“Draft No. 4” by John McPhee, The New Yorker, 4/29/2013
I do not consider myself a writer, despite writing 234,292 words for this blog over the years. (Uncle Tom’s Cabin has 182,647 words.) But when someone like John McPhee writes an article on writing, I take notice, sort of like a weekend duffer listening to Tiger Woods describing how he played a hole. We can all learn from the experts.
McPhee reads the second draft aloud to pick up clunkers and awkward phrasing. That could be a useful technique for anyone.
He goes through the fourth draft (hence, his title) marking any word that may be replaced with a better one. These words are not wrong, just ones that seem to present an opportunity for improvement. To find that right word, he relies on a dictionary, not a thesaurus. “I spend a great deal more time looking up words I know than words I have never heard of—at least 99 to 1,” he tells us.

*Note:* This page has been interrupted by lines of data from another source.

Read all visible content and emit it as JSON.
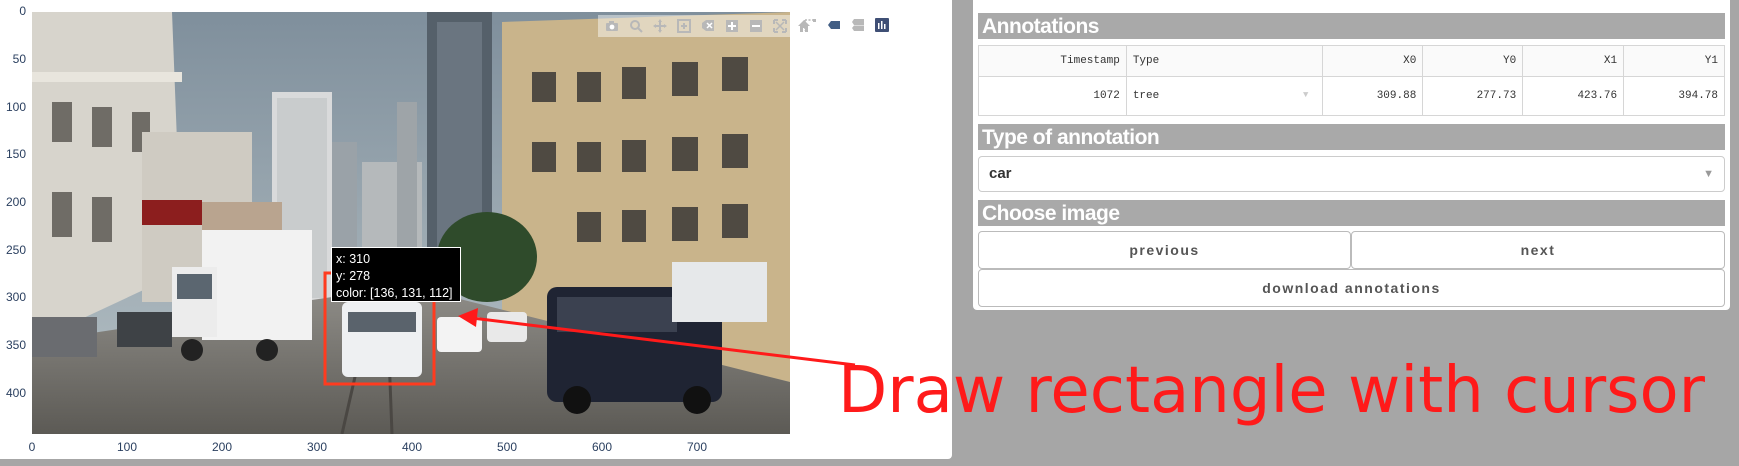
{
  "plot": {
    "y_ticks": [
      "0",
      "50",
      "100",
      "150",
      "200",
      "250",
      "300",
      "350",
      "400"
    ],
    "x_ticks": [
      "0",
      "100",
      "200",
      "300",
      "400",
      "500",
      "600",
      "700"
    ],
    "modebar_icons": [
      "camera-icon",
      "zoom-icon",
      "pan-icon",
      "select-box-icon",
      "lasso-icon",
      "zoom-in-icon",
      "zoom-out-icon",
      "autoscale-icon",
      "reset-axes-icon",
      "spike-lines-icon",
      "hover-closest-icon",
      "hover-compare-icon",
      "plotly-logo-icon"
    ],
    "hover": {
      "x_line": "x: 310",
      "y_line": "y: 278",
      "color_line": "color: [136, 131, 112]"
    },
    "rectangle_color": "#ff3b1f"
  },
  "annotations": {
    "title": "Annotations",
    "columns": [
      "Timestamp",
      "Type",
      "X0",
      "Y0",
      "X1",
      "Y1"
    ],
    "rows": [
      {
        "timestamp": "1072",
        "type": "tree",
        "x0": "309.88",
        "y0": "277.73",
        "x1": "423.76",
        "y1": "394.78"
      }
    ]
  },
  "type_of_annotation": {
    "title": "Type of annotation",
    "selected": "car"
  },
  "choose_image": {
    "title": "Choose image",
    "previous_label": "previous",
    "next_label": "next",
    "download_label": "download annotations"
  },
  "overlay": {
    "caption": "Draw rectangle with cursor",
    "color": "#ff1a1a"
  }
}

Exactly my experience. By far, most of my Google searches are for dictionary definitions of familiar words. Just enter a word followed by “def,” and it will open a list of dictionary references you can pick from.
Linguistic experts tell us there are no true synonyms. Dictionaries explain the differences between such words as “vertical,” “perpendicular,” and “plumb,” that at first glance may seem synonymous. And, the definitions often contain unexpected bits of useful information. From a dictionary, McPhee learned the word “arctic,” the subject of one of his books, comes from the Greek word for “bear” and refers to the area under the constellation “The Great Bear” (The Big Dipper).

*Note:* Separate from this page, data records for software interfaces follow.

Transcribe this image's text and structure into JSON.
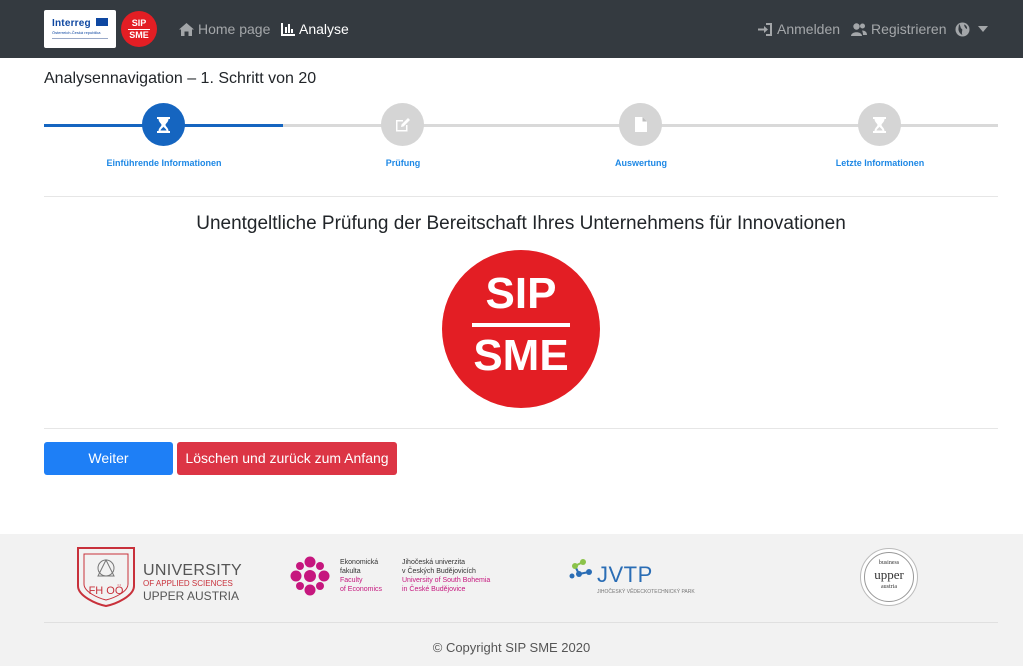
{
  "colors": {
    "navbar_bg": "#343a40",
    "step_active": "#1565c0",
    "step_label": "#1e88e5",
    "step_inactive": "#d5d5d5",
    "primary_button": "#1e7ff6",
    "danger_button": "#dc3545",
    "brand_red": "#e31e24",
    "footer_bg": "#f2f2f2"
  },
  "navbar": {
    "brand_interreg": {
      "name": "Interreg",
      "subtitle": "Österreich-Česká republika",
      "icon": "eu-flag-icon"
    },
    "brand_sip": {
      "line1": "SIP",
      "line2": "SME"
    },
    "home": {
      "label": "Home page",
      "icon": "home-icon"
    },
    "analyse": {
      "label": "Analyse",
      "icon": "bar-chart-icon"
    },
    "login": {
      "label": "Anmelden",
      "icon": "sign-in-icon"
    },
    "register": {
      "label": "Registrieren",
      "icon": "users-icon"
    },
    "language": {
      "icon": "globe-icon",
      "caret_icon": "caret-down-icon"
    }
  },
  "analysis": {
    "heading": "Analysennavigation – 1. Schritt von 20",
    "steps": [
      {
        "label": "Einführende Informationen",
        "icon": "hourglass-icon",
        "state": "current"
      },
      {
        "label": "Prüfung",
        "icon": "edit-icon",
        "state": "pending"
      },
      {
        "label": "Auswertung",
        "icon": "file-icon",
        "state": "pending"
      },
      {
        "label": "Letzte Informationen",
        "icon": "hourglass-icon",
        "state": "pending"
      }
    ]
  },
  "main": {
    "title": "Unentgeltliche Prüfung der Bereitschaft Ihres Unternehmens für Innovationen",
    "logo": {
      "line1": "SIP",
      "line2": "SME"
    }
  },
  "buttons": {
    "next": "Weiter",
    "reset": "Löschen und zurück zum Anfang"
  },
  "footer": {
    "fhooe": {
      "mark": "FH OÖ",
      "line1": "UNIVERSITY",
      "line2": "OF APPLIED SCIENCES",
      "line3": "UPPER AUSTRIA"
    },
    "ef": {
      "col1": [
        "Ekonomická",
        "fakulta",
        "Faculty",
        "of Economics"
      ],
      "col2": [
        "Jihočeská univerzita",
        "v Českých Budějovicích",
        "University of South Bohemia",
        "in České Budějovice"
      ]
    },
    "jvtp": {
      "name": "JVTP",
      "subtitle": "JIHOČESKÝ VĚDECKOTECHNICKÝ PARK"
    },
    "bua": {
      "line1": "business",
      "line2": "upper",
      "line3": "austria"
    },
    "copyright": "© Copyright SIP SME 2020"
  }
}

A primary peeve of one of his early New Yorker’s editors in factual writing was indirection—sliding in facts piecemeal, leaving to the reader the task of gathering it together. Open an article with a sentence like “The house on Lover’s Lane was where the lovers loved loving,” and the editor would have asked, “What house?” “What lovers?” If you say “a house,” you are introducing it. If you say “the house,” you have mentioned it earlier and the reader knows which one you mean. (Only in fiction would we begin with “The house . . .” then weave in the details afterwards. Those readers are happy to be part of the discovery process.)

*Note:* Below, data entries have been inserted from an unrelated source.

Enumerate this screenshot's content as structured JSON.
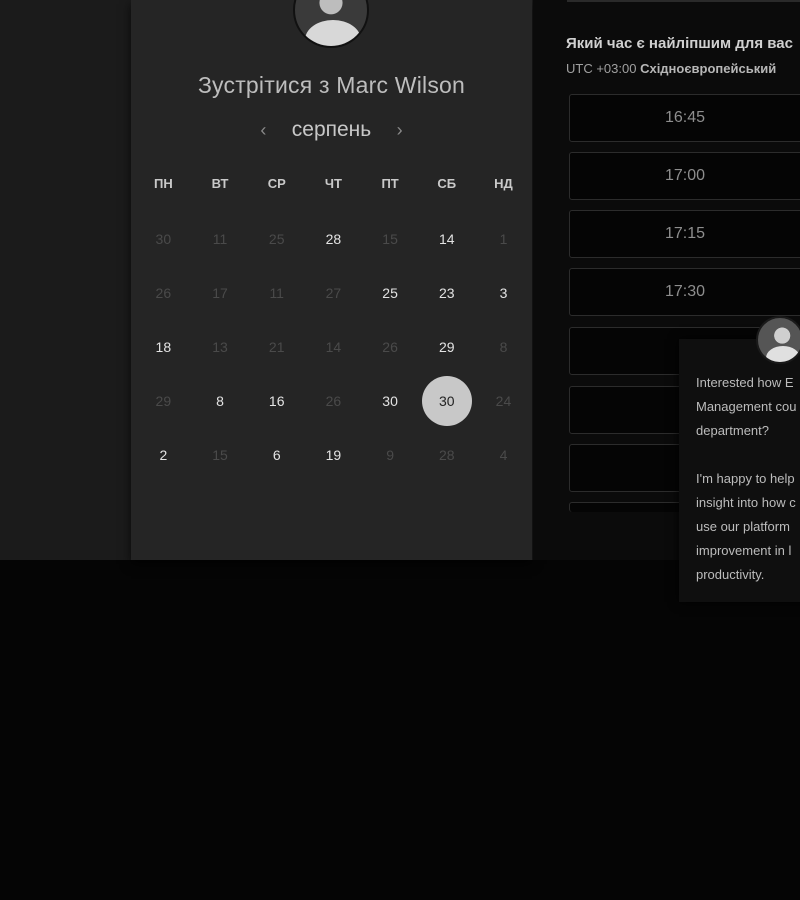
{
  "calendar": {
    "title": "Зустрітися з Marc Wilson",
    "month": "серпень",
    "prev_icon": "‹",
    "next_icon": "›",
    "weekdays": [
      "ПН",
      "ВТ",
      "СР",
      "ЧТ",
      "ПТ",
      "СБ",
      "НД"
    ],
    "weeks": [
      [
        {
          "d": "30",
          "m": true
        },
        {
          "d": "11",
          "m": true
        },
        {
          "d": "25",
          "m": true
        },
        {
          "d": "28",
          "m": false
        },
        {
          "d": "15",
          "m": true
        },
        {
          "d": "14",
          "m": false
        },
        {
          "d": "1",
          "m": true
        }
      ],
      [
        {
          "d": "26",
          "m": true
        },
        {
          "d": "17",
          "m": true
        },
        {
          "d": "11",
          "m": true
        },
        {
          "d": "27",
          "m": true
        },
        {
          "d": "25",
          "m": false
        },
        {
          "d": "23",
          "m": false
        },
        {
          "d": "3",
          "m": false
        }
      ],
      [
        {
          "d": "18",
          "m": false
        },
        {
          "d": "13",
          "m": true
        },
        {
          "d": "21",
          "m": true
        },
        {
          "d": "14",
          "m": true
        },
        {
          "d": "26",
          "m": true
        },
        {
          "d": "29",
          "m": false
        },
        {
          "d": "8",
          "m": true
        }
      ],
      [
        {
          "d": "29",
          "m": true
        },
        {
          "d": "8",
          "m": false
        },
        {
          "d": "16",
          "m": false
        },
        {
          "d": "26",
          "m": true
        },
        {
          "d": "30",
          "m": false
        },
        {
          "d": "30",
          "m": false,
          "sel": true
        },
        {
          "d": "24",
          "m": true
        }
      ],
      [
        {
          "d": "2",
          "m": false
        },
        {
          "d": "15",
          "m": true
        },
        {
          "d": "6",
          "m": false
        },
        {
          "d": "19",
          "m": false
        },
        {
          "d": "9",
          "m": true
        },
        {
          "d": "28",
          "m": true
        },
        {
          "d": "4",
          "m": true
        }
      ]
    ]
  },
  "times": {
    "heading": "Який час є найліпшим для вас",
    "tz_offset": "UTC +03:00",
    "tz_name": "Східноєвропейський",
    "slots": [
      "16:45",
      "17:00",
      "17:15",
      "17:30",
      "",
      "",
      "",
      ""
    ]
  },
  "chat": {
    "message": "Interested how E\nManagement cou\ndepartment?\n\nI'm happy to help\ninsight into how c\nuse our platform\nimprovement in l\nproductivity."
  }
}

New Yorker articles are reviewed by five in-house editors before they are published. Each editor functions as a copy editor, page okayer, query proofreader, and second reader, making at least twenty checks on each article. All I have is myself, so I feel much better about my occasional errors that hide so skillfully when I proofread, then appear so painfully obvious a week later.